The first question you will face when assembling a home audio or theatre system is whether to go the route of separates or a receiver. Years ago, this question was easily answered based on budget. But thanks to Rotel's "balanced design" philosophy, breaking up is no longer hard to do. Of course, if you do not have the space for several pieces of equipment, then a receiver may be your only option. You will also need to take the power requirements of your speakers into consideration. 

Theoretically, separates provide better sound. Consider that a receiver has three components all in one box: a tuner (radio), a power amplifier (several if it is a home theatre receiver), and a preamplifier (for volume, tone controls, etc). That's a lot of noise-generating circuitry going on in one box. By having separate components, each one is designed to handle one task, with their own dedicated power supplies, and without interference from the other. 

This also makes it easier to upgrade or repair a component. Ordinarily, receivers cannot be upgraded, and if the tuner section breaks, you must bring the entire unit in for repair, creating system down time. Yet if you have a separate tuner which breaks, it can be sent for service but you can still enjoy the remainder of your system while you await its return. And if you find a better tuner that strikes your fancy, changing to the new model is easy, as opposed to living with whatever is built-in to your receiver. Your power will also be limited to your receiver's rated amplification, unless you add an outboard amplifier. 

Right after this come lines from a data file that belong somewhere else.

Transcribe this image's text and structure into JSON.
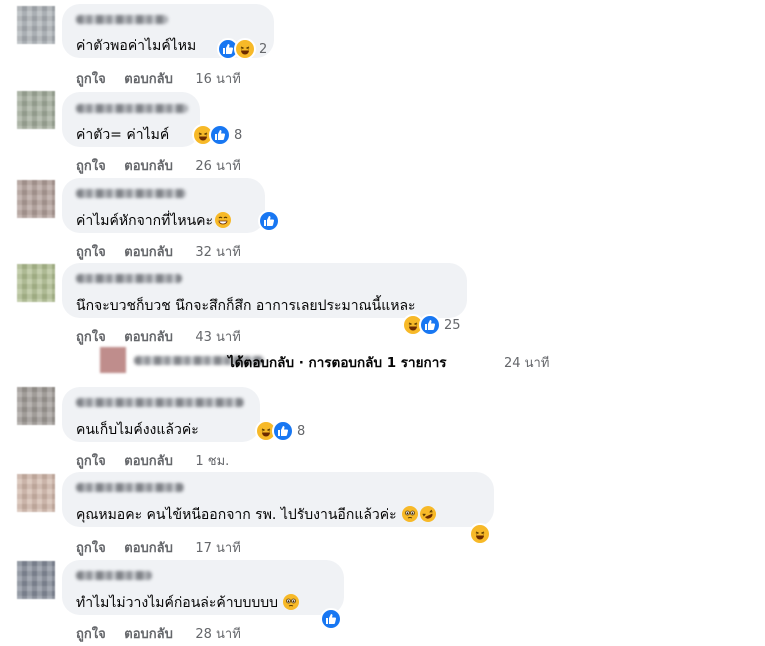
{
  "labels": {
    "like": "ถูกใจ",
    "reply": "ตอบกลับ"
  },
  "colors": {
    "bubble": "#f0f2f5",
    "like_blue": "#1877f2",
    "haha_yellow": "#f7b928",
    "meta_gray": "#65676b"
  },
  "comments": [
    {
      "author": "",
      "text": "ค่าตัวพอค่าไมค์ไหม",
      "reactions": [
        "like",
        "haha"
      ],
      "reaction_count": "2",
      "time": "16 นาที"
    },
    {
      "author": "Nistin Sombatxit",
      "text": "ค่าตัว= ค่าไมค์",
      "reactions": [
        "haha",
        "like"
      ],
      "reaction_count": "8",
      "time": "26 นาที"
    },
    {
      "author": "",
      "text": "ค่าไมค์หักจากที่ไหนคะ",
      "inline_emoji": "grinning-smiling-eyes-emoji",
      "reactions": [
        "like"
      ],
      "reaction_count": "",
      "time": "32 นาที"
    },
    {
      "author": "",
      "text": "นึกจะบวชก็บวช นึกจะสึกก็สึก อาการเลยประมาณนี้แหละ",
      "reactions": [
        "haha",
        "like"
      ],
      "reaction_count": "25",
      "time": "43 นาที"
    },
    {
      "author": "",
      "text": "คนเก็บไมค์งงแล้วค่ะ",
      "reactions": [
        "haha",
        "like"
      ],
      "reaction_count": "8",
      "time": "1 ชม."
    },
    {
      "author": "",
      "text": "คุณหมอคะ คนไข้หนีออกจาก รพ. ไปรับงานอีกแล้วค่ะ",
      "inline_emoji": "pleading-face-emoji rolling-laughing-emoji",
      "reactions": [
        "haha"
      ],
      "reaction_count": "",
      "time": "17 นาที"
    },
    {
      "author": "",
      "text": "ทำไมไม่วางไมค์ก่อนล่ะค้าบบบบบ",
      "inline_emoji": "pleading-face-emoji",
      "reactions": [
        "like"
      ],
      "reaction_count": "",
      "time": "28 นาที"
    }
  ],
  "reply_summary": {
    "text": "ได้ตอบกลับ · การตอบกลับ 1 รายการ",
    "time": "24 นาที"
  }
}
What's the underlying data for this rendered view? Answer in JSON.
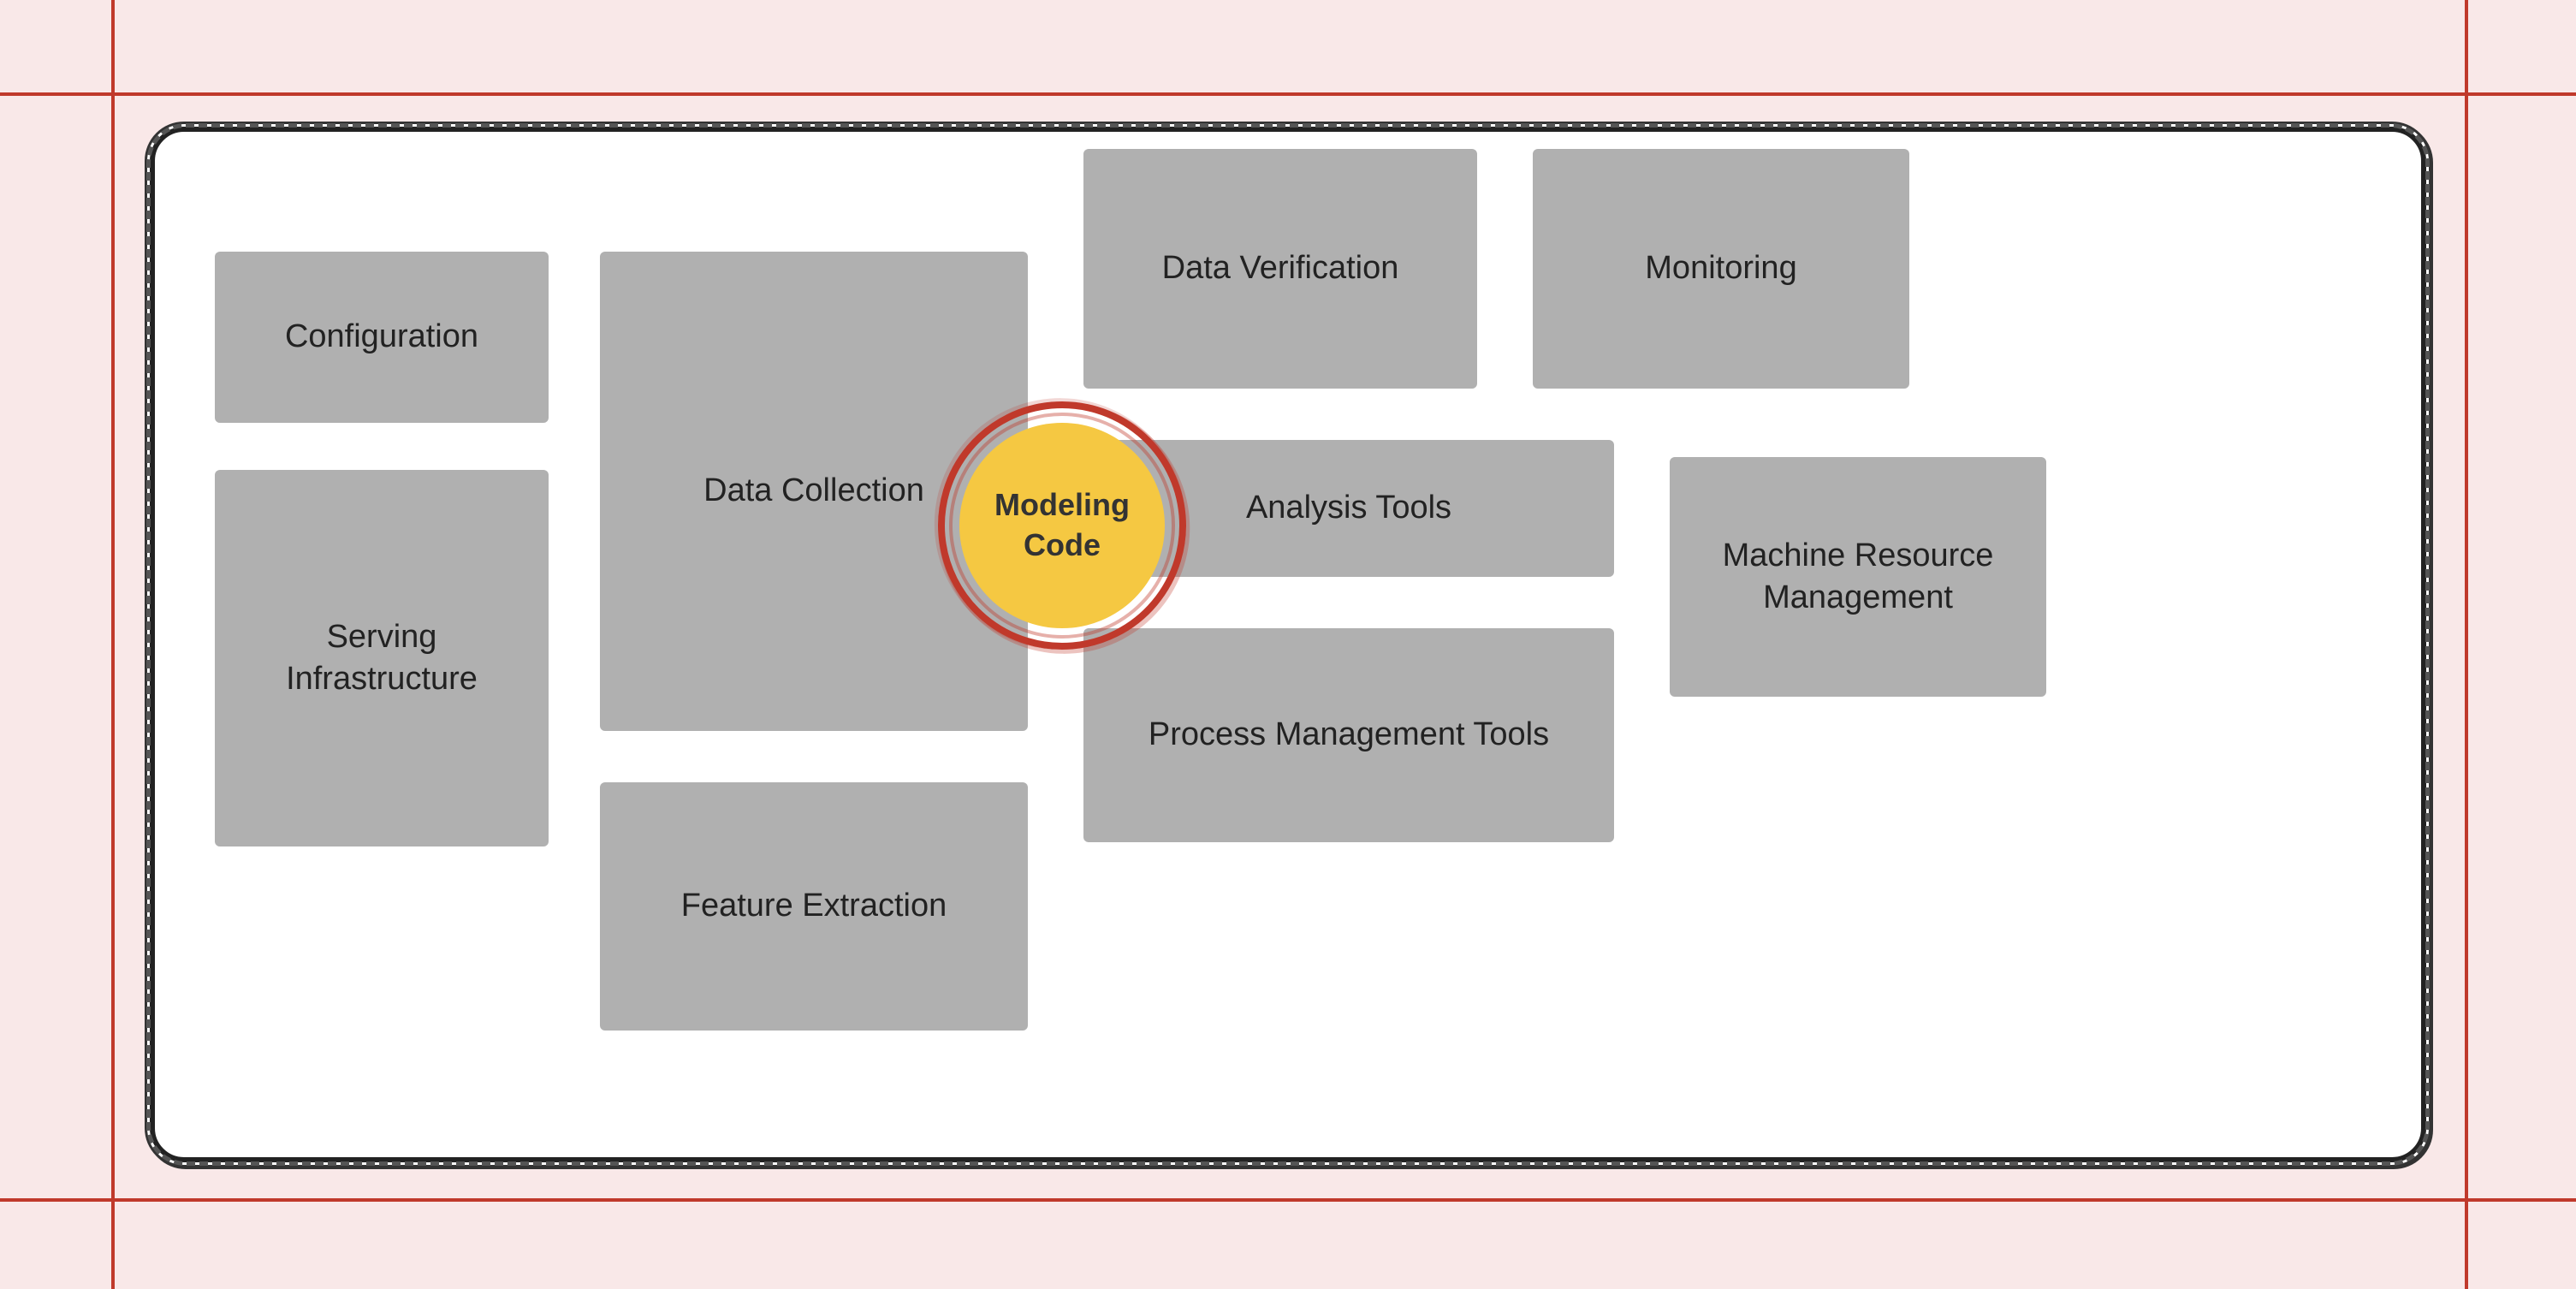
{
  "background_color": "#f9e8e8",
  "blocks": {
    "configuration": {
      "label": "Configuration"
    },
    "serving_infrastructure": {
      "label": "Serving\nInfrastructure"
    },
    "data_collection": {
      "label": "Data Collection"
    },
    "data_verification": {
      "label": "Data Verification"
    },
    "monitoring": {
      "label": "Monitoring"
    },
    "analysis_tools": {
      "label": "Analysis Tools"
    },
    "process_management": {
      "label": "Process Management Tools"
    },
    "feature_extraction": {
      "label": "Feature Extraction"
    },
    "machine_resource": {
      "label": "Machine Resource\nManagement"
    },
    "modeling_code": {
      "label": "Modeling\nCode"
    }
  }
}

Having said all of that, receivers have come a long way. It could be argued that if you invest in a very high quality receiver, such as Rotel's RSX-1560, you could approach (but not match) the level of separates. A receiver will also require less interconnects and may prove easier to use and faster to set up. 

In general, if you have the money and the space, seriously consider separates. Otherwise, buy the best receiver within your budget. There is a half way solution to the above dilemma: an integrated amplifier. An integrated amplifier, such as Rotel's RA-1520 or the improved RA-1570, combines the amplifier and preamplifier in one chassis (the user may add on a separate tuner if desired).